Twenty years ago (already!), I belonged to an activist church with a woman minister, gay leaders, and a social justice agenda. I chose it and similar organizations because my life of getting and spending, work and amusement, politics and personal life, felt empty and insufficient. So I took up a two-stranded way, spiritual and political, protests and potlucks, rallies and fund raisers, services and singing, meetings and celebrations. The church became an important community to me, but I needed further growth. Let me illustrate:
Our church owned and rented a tiny house to a woman and her teenaged son who were not parishioners. I lived close by, so they were my neighbors though I didn’t know their names and never introduced myself. At some point, I heard, the woman became ill with cancer, and then she died. Her son held a garage sale to raise funds; I browsed, but saw nothing I wanted and, with a vaguely uneasy feeling, walked away. Some weeks later, he came around selling Ginsu knives. I didn’t need knives, so I didn’t buy any. I don’t remember how many other attempts he made, but eventually he couldn’t make the rent and had to move out. That was the end.
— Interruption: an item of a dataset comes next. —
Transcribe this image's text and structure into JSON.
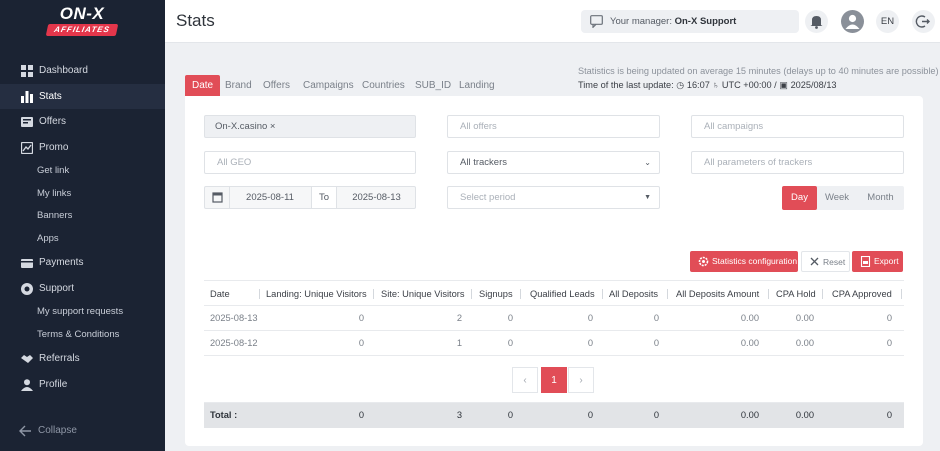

At some point, I came to view this incident with horror, remembering my lack of response, the feeling I had that the situation was too bad but not my concern. I was focused on grand causes, so many ways to change the world that I could not help a neighbor even when he knocked at my door. Did it matter that I didn’t need an old kettle or Ginsu knives? Why couldn’t I have given money? Why couldn’t our whole church have put our heads and resources together to help? I’m sad and disappointed that our bottom line, the rent, prevailed over loving our neighbor and caring for the orphan, a literal neighbor, a literal orphan. It was almost a test case for living by principle, and I failed it. I remained passive (though sympathetic) in the face of need and pain; I often wonder if that struggling son thought, Churches and their ” love”: what a joke.
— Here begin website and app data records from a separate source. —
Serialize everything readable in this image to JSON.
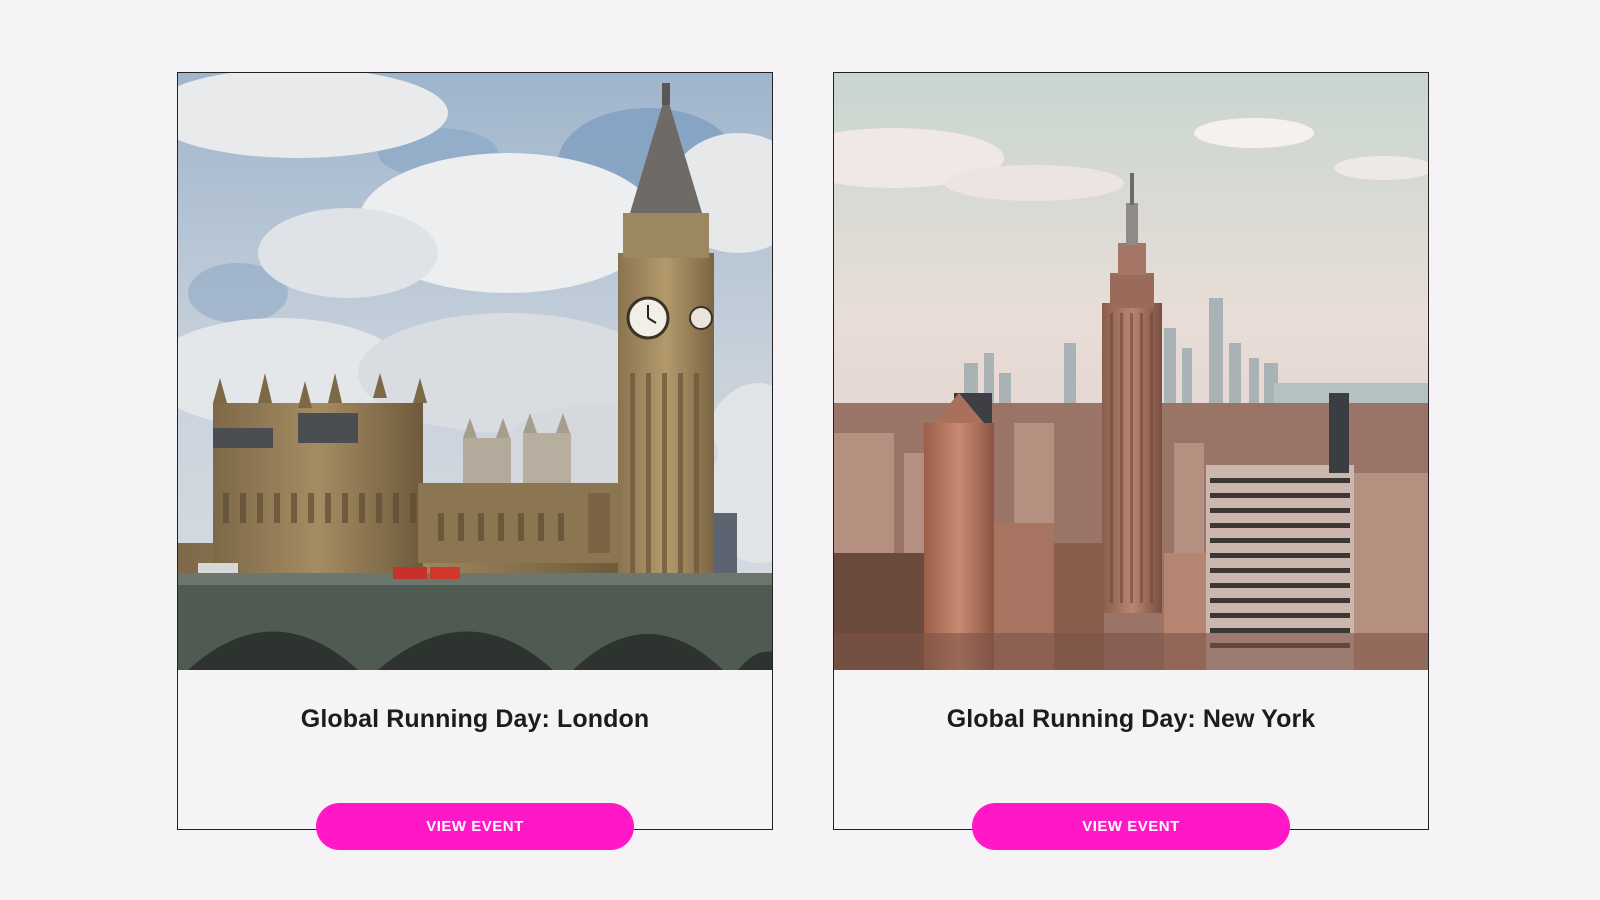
{
  "events": [
    {
      "title": "Global Running Day: London",
      "button_label": "VIEW EVENT",
      "image": "photo of Big Ben, Houses of Parliament and Westminster Bridge"
    },
    {
      "title": "Global Running Day: New York",
      "button_label": "VIEW EVENT",
      "image": "aerial photo of Manhattan skyline with Empire State Building"
    }
  ],
  "colors": {
    "page_background": "#f5f3f6",
    "card_border": "#222222",
    "button_background": "#ff17c8",
    "button_text": "#ffffff",
    "title_text": "#1c1c1c"
  }
}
Big changes came about in both my personal and organizational life. I began to pay more attention. Those were the Reagan years when one effort after another came to heartbreaking failure. I began to ask the question: with all my hours of effort, all my meetings, whom exactly have I helped? Could I name one individual? I couldn’t – outside of family members. I became convinced that I needed to integrate long-term efforts with short-term acts and daily responses to unexpected opportunities, the kind that arise when heart and eyes are open. I wanted my destination and my journey to match. It’s a goal I still pursue.
This and my future posts on Tikkun Daily, then, represent an effort to remind myself and others of what small groups or individuals are doing right now and can do to heal and mend our local worlds, to celebrate the wonderful efforts we imperfect humans are capable of . May it strengthen us to– as the great French socialist, Jean Jaurès, put it –”live every day in a socialist state of grace,” to live now the battle that is “never won and never lost.”
Blessings on the journey!
Spotlight on Immigrant Service Day, August 29, 2009